All lines in the records that carry the string "automatically" are to be shown.

[Element data from apps and pages]
——————————

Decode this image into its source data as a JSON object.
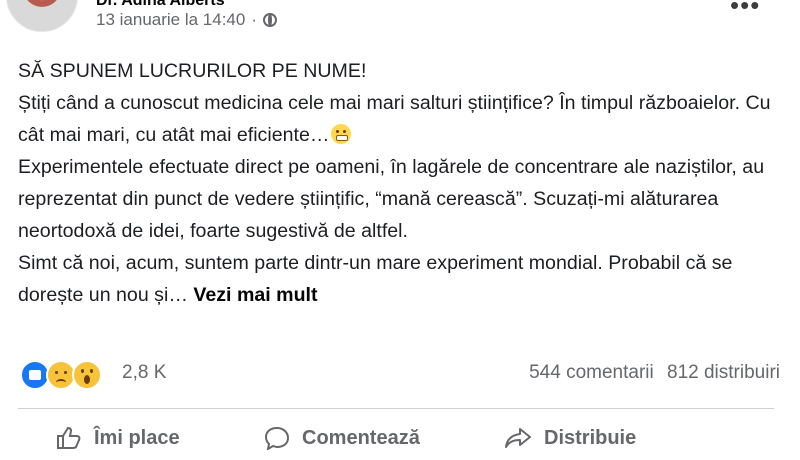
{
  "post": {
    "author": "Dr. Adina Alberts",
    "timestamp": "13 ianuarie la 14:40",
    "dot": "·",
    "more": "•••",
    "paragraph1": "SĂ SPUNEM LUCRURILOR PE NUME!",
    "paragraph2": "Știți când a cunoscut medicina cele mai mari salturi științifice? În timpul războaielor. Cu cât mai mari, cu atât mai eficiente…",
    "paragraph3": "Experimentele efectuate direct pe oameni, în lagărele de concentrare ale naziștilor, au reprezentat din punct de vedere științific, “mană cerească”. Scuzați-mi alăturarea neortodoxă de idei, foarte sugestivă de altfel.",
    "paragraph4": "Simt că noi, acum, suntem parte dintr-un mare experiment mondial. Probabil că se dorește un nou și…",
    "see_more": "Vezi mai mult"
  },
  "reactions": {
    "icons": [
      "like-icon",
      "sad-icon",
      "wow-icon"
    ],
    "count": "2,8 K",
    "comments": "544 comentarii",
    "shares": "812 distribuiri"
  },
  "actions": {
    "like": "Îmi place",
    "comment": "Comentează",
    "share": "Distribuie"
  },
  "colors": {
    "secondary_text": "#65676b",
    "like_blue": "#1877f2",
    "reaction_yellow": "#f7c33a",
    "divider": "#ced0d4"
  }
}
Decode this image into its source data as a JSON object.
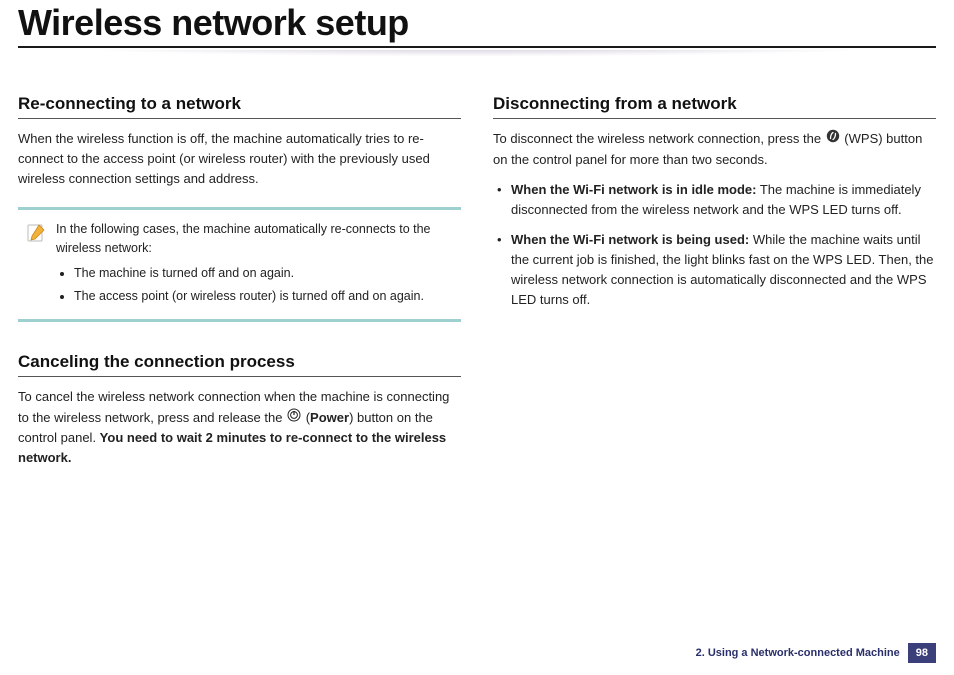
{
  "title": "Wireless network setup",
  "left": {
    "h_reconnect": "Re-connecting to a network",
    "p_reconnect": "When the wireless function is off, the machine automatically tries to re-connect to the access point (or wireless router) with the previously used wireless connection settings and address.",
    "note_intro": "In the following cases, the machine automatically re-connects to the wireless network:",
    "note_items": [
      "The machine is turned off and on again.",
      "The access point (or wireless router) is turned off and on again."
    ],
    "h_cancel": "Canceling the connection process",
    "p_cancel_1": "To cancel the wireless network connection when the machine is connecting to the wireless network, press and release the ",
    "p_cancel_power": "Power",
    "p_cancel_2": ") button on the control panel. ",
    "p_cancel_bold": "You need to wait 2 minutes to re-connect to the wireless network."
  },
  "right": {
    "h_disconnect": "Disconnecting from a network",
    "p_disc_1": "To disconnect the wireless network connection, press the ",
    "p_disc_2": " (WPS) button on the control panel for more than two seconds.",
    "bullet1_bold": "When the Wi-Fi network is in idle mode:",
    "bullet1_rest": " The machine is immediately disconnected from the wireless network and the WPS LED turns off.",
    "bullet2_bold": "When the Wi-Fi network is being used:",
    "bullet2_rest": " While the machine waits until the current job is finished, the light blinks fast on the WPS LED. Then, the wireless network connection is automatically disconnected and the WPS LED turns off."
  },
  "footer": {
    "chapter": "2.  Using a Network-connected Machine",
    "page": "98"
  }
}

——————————

■ The completed task ■
    "p_reconnect": "When the wireless function is off, the machine automatically tries to re-connect to the access point (or wireless router) with the previously used wireless connection settings and address.",
    "note_intro": "In the following cases, the machine automatically re-connects to the wireless network:",
    "bullet2_rest": " While the machine waits until the current job is finished, the light blinks fast on the WPS LED. Then, the wireless network connection is automatically disconnected and the WPS LED turns off."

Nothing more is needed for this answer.